╔══

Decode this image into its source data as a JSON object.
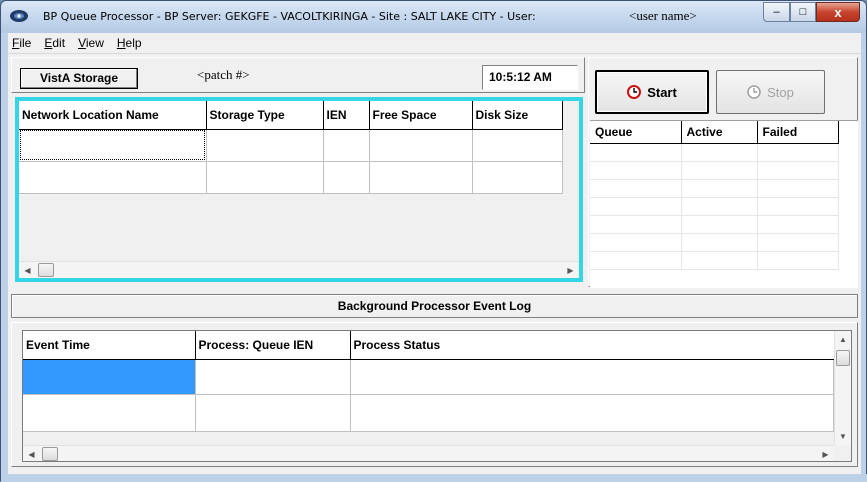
{
  "window": {
    "title": "BP Queue Processor    -    BP Server: GEKGFE - VACOLTKIRINGA  -  Site :  SALT LAKE CITY   -    User:",
    "user": "<user name>",
    "minimize": "–",
    "maximize": "□",
    "close": "x"
  },
  "menu": [
    {
      "key": "F",
      "rest": "ile"
    },
    {
      "key": "E",
      "rest": "dit"
    },
    {
      "key": "V",
      "rest": "iew"
    },
    {
      "key": "H",
      "rest": "elp"
    }
  ],
  "header": {
    "storage_label": "VistA Storage",
    "patch": "<patch #>",
    "clock": "10:5:12 AM"
  },
  "storage_grid": {
    "columns": [
      "Network Location Name",
      "Storage Type",
      "IEN",
      "Free Space",
      "Disk Size"
    ],
    "rows": [
      [
        "",
        "",
        "",
        "",
        ""
      ],
      [
        "",
        "",
        "",
        "",
        ""
      ]
    ]
  },
  "controls": {
    "start_label": "Start",
    "stop_label": "Stop"
  },
  "queue_grid": {
    "columns": [
      "Queue",
      "Active",
      "Failed"
    ]
  },
  "event_log": {
    "title": "Background Processor Event Log",
    "columns": [
      "Event Time",
      "Process: Queue IEN",
      "Process Status"
    ],
    "rows": [
      [
        "",
        "",
        ""
      ],
      [
        "",
        "",
        ""
      ]
    ]
  },
  "scroll_arrows": {
    "left": "◀",
    "right": "▶",
    "up": "▲",
    "down": "▼"
  },
  "colors": {
    "grid_focus_border": "#34d6e6",
    "selection": "#3399ff",
    "start_icon": "#d01010"
  }
}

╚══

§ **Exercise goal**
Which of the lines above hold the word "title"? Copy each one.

§ **Response for this exercise**
    "title": "BP Queue Processor    -    BP Server: GEKGFE - VACOLTKIRINGA  -  Site :  SALT LAKE CITY   -    User:",
    "title": "Background Processor Event Log",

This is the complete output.